> _INSTRUCTIONS TO FOLLOW_
Filter the records for "Application" and keep each line that has it.

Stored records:
»»

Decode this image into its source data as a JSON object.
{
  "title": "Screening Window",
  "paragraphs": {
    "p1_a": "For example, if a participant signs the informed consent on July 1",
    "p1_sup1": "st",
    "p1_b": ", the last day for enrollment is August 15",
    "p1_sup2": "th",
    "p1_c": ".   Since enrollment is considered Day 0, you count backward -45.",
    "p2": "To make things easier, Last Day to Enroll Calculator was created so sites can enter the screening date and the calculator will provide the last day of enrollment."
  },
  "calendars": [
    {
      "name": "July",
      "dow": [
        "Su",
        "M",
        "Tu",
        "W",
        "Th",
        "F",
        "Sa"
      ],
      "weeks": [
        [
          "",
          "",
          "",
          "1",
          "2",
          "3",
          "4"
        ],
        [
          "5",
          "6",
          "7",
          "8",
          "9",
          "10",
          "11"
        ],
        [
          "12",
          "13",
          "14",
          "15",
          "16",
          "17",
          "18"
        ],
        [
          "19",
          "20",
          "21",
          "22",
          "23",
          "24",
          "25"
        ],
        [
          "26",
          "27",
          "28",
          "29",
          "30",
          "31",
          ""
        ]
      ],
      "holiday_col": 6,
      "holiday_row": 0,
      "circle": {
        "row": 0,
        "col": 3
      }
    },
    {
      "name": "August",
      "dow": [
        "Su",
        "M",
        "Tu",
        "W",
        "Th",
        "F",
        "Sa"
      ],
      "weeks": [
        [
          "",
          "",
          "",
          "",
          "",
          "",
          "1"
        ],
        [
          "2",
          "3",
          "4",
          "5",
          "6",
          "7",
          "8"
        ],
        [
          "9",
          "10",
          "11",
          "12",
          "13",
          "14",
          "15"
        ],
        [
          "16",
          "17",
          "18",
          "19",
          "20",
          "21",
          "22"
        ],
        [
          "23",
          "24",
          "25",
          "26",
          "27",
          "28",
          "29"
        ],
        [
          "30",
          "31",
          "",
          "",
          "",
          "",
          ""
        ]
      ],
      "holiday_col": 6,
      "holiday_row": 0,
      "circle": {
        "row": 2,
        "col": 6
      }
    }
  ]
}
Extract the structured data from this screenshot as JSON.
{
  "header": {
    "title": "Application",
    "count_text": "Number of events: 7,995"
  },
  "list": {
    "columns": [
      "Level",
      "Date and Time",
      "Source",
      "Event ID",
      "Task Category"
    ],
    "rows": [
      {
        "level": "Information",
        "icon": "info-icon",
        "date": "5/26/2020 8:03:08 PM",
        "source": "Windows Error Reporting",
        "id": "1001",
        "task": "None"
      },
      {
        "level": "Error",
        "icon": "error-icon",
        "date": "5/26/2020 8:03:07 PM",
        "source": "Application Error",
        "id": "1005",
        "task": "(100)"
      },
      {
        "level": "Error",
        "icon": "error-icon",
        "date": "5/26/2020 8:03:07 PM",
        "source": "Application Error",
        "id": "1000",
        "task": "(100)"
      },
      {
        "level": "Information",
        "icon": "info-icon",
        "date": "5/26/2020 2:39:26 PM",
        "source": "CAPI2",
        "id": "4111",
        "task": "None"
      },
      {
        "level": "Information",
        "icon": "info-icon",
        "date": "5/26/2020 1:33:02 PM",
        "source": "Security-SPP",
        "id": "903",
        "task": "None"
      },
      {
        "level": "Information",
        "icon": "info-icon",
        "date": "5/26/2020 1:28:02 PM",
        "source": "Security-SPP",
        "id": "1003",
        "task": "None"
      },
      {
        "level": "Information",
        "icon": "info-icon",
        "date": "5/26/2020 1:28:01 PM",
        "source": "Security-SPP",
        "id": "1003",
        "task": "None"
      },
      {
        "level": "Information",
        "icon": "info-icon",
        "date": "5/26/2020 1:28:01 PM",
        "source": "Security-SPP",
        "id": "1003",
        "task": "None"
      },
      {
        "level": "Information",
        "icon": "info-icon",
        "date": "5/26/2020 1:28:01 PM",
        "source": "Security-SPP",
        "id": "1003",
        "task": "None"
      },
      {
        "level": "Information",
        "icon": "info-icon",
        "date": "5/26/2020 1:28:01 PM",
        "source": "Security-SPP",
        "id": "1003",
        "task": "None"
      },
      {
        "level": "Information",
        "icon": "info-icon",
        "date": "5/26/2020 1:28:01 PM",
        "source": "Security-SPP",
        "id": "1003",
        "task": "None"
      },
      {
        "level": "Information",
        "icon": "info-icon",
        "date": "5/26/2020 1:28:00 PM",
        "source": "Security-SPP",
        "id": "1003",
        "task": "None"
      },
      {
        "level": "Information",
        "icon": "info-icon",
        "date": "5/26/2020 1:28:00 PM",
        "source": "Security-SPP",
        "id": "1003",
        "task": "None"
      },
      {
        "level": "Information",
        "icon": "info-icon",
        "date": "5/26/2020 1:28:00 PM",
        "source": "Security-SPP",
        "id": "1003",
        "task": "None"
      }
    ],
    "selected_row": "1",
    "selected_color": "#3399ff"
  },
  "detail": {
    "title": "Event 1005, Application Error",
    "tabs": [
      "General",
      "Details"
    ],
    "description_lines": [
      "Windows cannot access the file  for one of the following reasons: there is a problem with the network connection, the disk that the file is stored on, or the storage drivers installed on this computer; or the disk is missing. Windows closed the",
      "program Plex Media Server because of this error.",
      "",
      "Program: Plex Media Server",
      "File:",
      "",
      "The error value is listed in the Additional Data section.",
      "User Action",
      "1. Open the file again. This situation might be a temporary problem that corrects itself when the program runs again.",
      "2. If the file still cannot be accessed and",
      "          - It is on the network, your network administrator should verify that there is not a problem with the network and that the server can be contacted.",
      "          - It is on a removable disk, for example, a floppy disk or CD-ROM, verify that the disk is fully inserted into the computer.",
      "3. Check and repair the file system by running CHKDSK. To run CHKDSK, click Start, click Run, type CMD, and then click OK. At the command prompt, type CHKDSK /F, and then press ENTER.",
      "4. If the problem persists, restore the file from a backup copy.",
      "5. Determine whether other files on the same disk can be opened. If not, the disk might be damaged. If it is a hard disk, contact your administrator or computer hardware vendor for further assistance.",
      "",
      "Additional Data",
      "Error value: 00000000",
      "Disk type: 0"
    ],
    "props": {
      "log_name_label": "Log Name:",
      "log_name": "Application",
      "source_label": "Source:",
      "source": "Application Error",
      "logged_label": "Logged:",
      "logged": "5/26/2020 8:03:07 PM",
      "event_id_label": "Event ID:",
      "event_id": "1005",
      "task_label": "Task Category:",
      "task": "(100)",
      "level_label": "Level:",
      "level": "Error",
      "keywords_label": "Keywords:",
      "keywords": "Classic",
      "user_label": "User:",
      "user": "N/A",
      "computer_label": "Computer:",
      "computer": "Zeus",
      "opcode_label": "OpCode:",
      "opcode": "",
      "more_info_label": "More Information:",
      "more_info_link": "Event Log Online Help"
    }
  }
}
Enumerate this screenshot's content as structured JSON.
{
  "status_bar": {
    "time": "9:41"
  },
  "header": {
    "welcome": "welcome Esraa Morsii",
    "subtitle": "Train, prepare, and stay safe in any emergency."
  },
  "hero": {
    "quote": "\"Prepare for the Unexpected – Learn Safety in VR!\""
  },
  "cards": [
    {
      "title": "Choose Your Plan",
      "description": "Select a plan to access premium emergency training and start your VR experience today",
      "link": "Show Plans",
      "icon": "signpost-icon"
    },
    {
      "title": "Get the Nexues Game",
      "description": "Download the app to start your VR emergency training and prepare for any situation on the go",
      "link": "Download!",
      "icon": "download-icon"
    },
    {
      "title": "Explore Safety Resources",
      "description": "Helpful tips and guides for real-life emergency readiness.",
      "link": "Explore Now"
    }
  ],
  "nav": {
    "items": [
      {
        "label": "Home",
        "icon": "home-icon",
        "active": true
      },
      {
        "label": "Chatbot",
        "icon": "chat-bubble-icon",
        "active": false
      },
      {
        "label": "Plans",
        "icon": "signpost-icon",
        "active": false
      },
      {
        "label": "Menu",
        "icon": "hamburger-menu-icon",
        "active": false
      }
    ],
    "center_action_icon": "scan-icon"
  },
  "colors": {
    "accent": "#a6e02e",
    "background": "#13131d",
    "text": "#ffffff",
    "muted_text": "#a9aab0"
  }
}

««

> _WRITTEN REPLY_
    "title": "Application",
        "source": "Application Error",
        "source": "Application Error",
    "title": "Event 1005, Application Error",
      "log_name": "Application",
      "source": "Application Error",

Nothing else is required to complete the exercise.